The suit, filed in the Sangamon County Circuit Court, is “brought on behalf of hundreds of thousands of Illinois taxpayers, represented by county and statewide pro-life organizations, the Springfield Catholic Diocese, and a group of Illinois legislators from across the state,” according to the press release. A hearing is set for December 7 at the Sangamon County Courthouse.

In November, messengers to the IBSA Annual Meeting passed a resolution calling for the repeal of HB 40, pledging support for “the rights of the unborn,” and claiming “all human life is God-given and sacred, and should be protected by moral and righteous government.”

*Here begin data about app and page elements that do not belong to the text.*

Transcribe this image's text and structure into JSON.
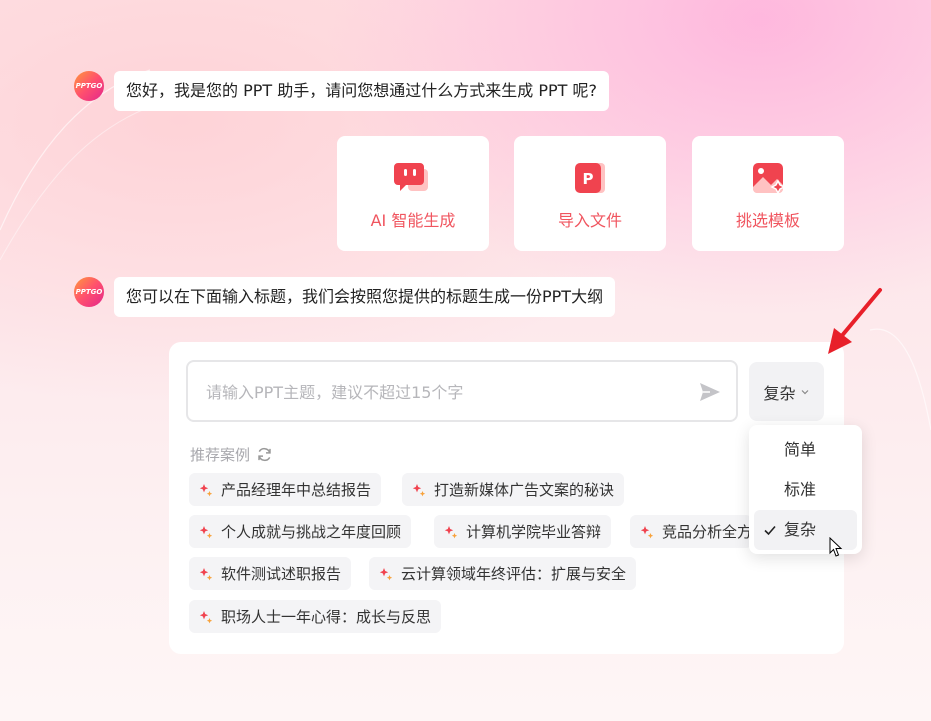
{
  "avatar": {
    "logo_text": "PPTGO"
  },
  "messages": [
    {
      "text": "您好，我是您的 PPT 助手，请问您想通过什么方式来生成 PPT 呢?"
    },
    {
      "text": "您可以在下面输入标题，我们会按照您提供的标题生成一份PPT大纲"
    }
  ],
  "options": [
    {
      "label": "AI 智能生成",
      "icon": "ai-generate-icon"
    },
    {
      "label": "导入文件",
      "icon": "import-file-icon"
    },
    {
      "label": "挑选模板",
      "icon": "template-icon"
    }
  ],
  "input": {
    "placeholder": "请输入PPT主题，建议不超过15个字",
    "value": ""
  },
  "complexity": {
    "selected": "复杂",
    "options": [
      "简单",
      "标准",
      "复杂"
    ]
  },
  "recommend": {
    "title": "推荐案例",
    "items": [
      "产品经理年中总结报告",
      "打造新媒体广告文案的秘诀",
      "个人成就与挑战之年度回顾",
      "计算机学院毕业答辩",
      "竞品分析全方",
      "软件测试述职报告",
      "云计算领域年终评估：扩展与安全",
      "职场人士一年心得：成长与反思"
    ]
  },
  "colors": {
    "accent": "#f0555f",
    "arrow": "#e8202a"
  }
}
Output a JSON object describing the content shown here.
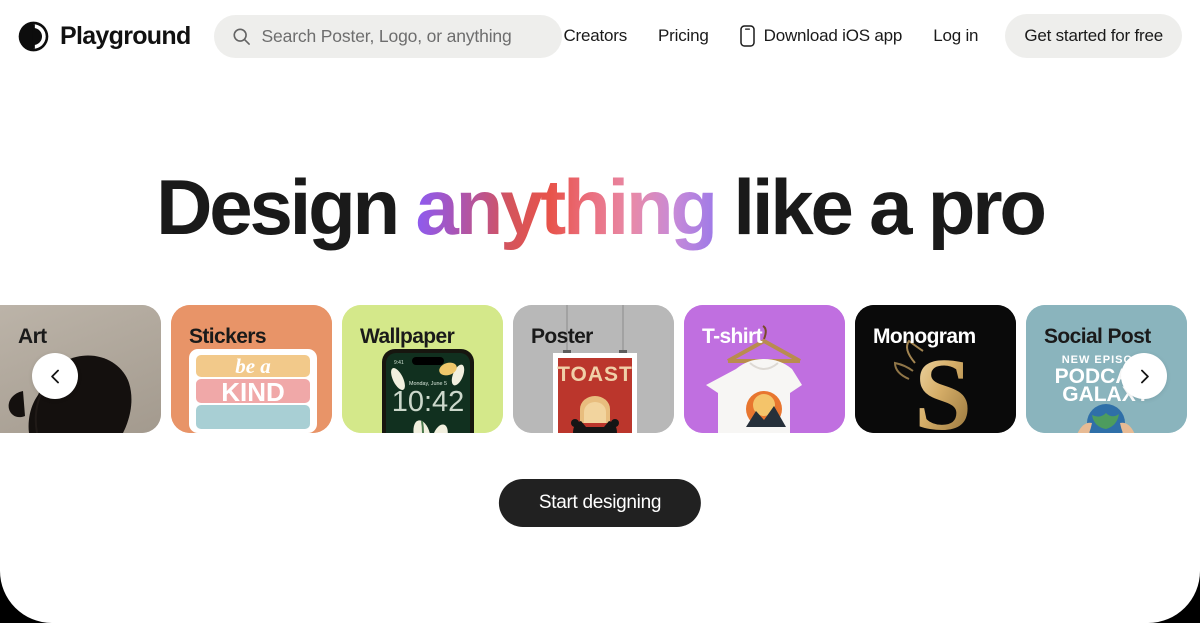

After Rauner signed the measure into law, IBSA Executive Director Nate Adams said in a statement, “I join with Illinois Baptists and many others in Illinois who stand for the unborn in expressing great disappointment with the action of Governor Bruce Rauner on Illinois House Bill 40. Taxpayers’ money should not be used to fund abortions in any circumstance.”

Conservative legislators also have criticized Rauner’s actions on HB 40, including State Rep. Jeanne Ives (R-Wheaton), who is working to get on the primary ballot against Rauner in March.

“He lied to us,” Ives said in an Associated Press article last month. “None of us trust him anymore.”

If implemented, HB 40 also amends the Illinois Abortion Law of 1975 to remove language declaring that an unborn child is a human being from the time of conception, and would allow Illinois to continue to perform abortions should the U.S. Supreme Court overturn Roe vs. Wade.

-Lisa Misner Sergent